Germany: Being poor in Duisburg
Compared to Niger, Burkina Faso or Haiti, for example, there is no real hardship in Germany. When a family’s income is far below the average German income, however, and taking the established costs of living into account, poverty does exist, even in this rich country.
According to a UNICEF report on the situation of children in Germany, almost 1.5 million children under the age of 16 were affected by poverty in 2019. And the risk of being one of them has even increased due to the coronavirus pandemic. Duisburg-Hochfeld is one of the places where you can see what that actually means.
The partial closure of schools has worsened the already existing educational disadvantages and the social disintegration of many young people here. They have a German passport, but do not feel at home anywhere, they don’t feel ‘truly German’. They live without a perspective for the future. Biker gangs as well as Arab and Eastern European clans offer themselves as alternatives. Pressure is put on young people from all sides here.
Toby Binder has portrayed these young people who often have to live ten at a time in two-room apartments: their boredom between closed shops and abandoned factories, their hanging around on the streets, their posing, their aggressiveness even at the age of only eight or nine. Poverty in Germany looks different from poverty in Niger or Haiti. But it is there.

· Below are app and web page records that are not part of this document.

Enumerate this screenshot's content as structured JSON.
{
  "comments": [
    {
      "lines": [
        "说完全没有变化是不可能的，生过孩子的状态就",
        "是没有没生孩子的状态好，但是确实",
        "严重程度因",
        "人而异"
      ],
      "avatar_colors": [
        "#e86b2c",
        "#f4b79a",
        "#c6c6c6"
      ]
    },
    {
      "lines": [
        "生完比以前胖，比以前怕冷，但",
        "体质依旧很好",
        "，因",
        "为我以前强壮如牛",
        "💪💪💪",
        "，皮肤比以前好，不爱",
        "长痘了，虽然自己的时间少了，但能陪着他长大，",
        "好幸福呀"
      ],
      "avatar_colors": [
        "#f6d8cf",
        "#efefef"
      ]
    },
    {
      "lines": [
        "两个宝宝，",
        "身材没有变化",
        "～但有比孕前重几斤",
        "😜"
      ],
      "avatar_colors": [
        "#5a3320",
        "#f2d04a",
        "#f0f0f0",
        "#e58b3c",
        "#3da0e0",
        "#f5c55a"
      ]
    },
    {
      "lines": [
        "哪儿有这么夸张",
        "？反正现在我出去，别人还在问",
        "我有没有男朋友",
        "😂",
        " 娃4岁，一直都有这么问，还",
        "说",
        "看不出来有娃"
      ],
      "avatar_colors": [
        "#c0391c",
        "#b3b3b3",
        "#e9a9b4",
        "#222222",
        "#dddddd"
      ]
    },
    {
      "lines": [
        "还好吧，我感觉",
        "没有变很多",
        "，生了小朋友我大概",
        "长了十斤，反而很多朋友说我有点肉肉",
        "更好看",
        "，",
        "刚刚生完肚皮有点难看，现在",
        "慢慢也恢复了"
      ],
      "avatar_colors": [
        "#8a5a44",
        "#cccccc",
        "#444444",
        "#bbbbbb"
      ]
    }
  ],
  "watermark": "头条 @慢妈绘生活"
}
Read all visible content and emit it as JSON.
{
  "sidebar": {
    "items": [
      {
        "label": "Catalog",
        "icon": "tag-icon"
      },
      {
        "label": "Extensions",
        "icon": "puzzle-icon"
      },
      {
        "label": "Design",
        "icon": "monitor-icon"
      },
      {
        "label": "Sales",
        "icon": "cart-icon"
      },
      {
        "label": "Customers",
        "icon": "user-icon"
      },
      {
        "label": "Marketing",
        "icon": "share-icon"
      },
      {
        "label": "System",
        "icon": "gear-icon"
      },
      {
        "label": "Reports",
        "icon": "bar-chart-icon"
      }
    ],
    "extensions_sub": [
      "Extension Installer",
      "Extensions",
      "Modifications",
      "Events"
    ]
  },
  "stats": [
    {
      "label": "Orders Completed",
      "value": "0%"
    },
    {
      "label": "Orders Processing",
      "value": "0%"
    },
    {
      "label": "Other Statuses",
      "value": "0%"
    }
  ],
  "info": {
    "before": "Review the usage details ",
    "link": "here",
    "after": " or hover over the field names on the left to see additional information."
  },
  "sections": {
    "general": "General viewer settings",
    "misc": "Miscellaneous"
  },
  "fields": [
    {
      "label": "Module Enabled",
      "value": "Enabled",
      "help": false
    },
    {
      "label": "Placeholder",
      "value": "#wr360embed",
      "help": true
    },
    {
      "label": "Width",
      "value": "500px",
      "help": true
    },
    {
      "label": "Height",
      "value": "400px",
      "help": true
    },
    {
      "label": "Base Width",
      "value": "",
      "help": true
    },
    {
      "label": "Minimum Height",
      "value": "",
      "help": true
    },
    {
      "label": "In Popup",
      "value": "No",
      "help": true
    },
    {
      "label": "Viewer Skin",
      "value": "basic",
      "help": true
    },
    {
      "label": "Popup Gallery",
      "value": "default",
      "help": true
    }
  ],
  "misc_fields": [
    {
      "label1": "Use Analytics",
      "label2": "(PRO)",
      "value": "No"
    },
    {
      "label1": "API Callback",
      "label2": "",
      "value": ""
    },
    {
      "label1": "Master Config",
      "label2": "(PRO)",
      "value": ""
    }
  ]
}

Photographer: Toby Binder, Germany
Toby Binder, born 1977 in Esslingen, studied at the Stuttgart Academy of Arts and Design. Both everyday life and post-war and crisis situations are among his main topics. For his photo series, Binder traveled to many countries in Africa, Asia, Latin America and Europe.
His series and portraits have been published, among others, in Stern Magazine, Die ZEIT, The Guardian, Le Monde, NZZ and The Washington Post. Binder has also won the Sony World Photo Award and the Henri Nannen Prize.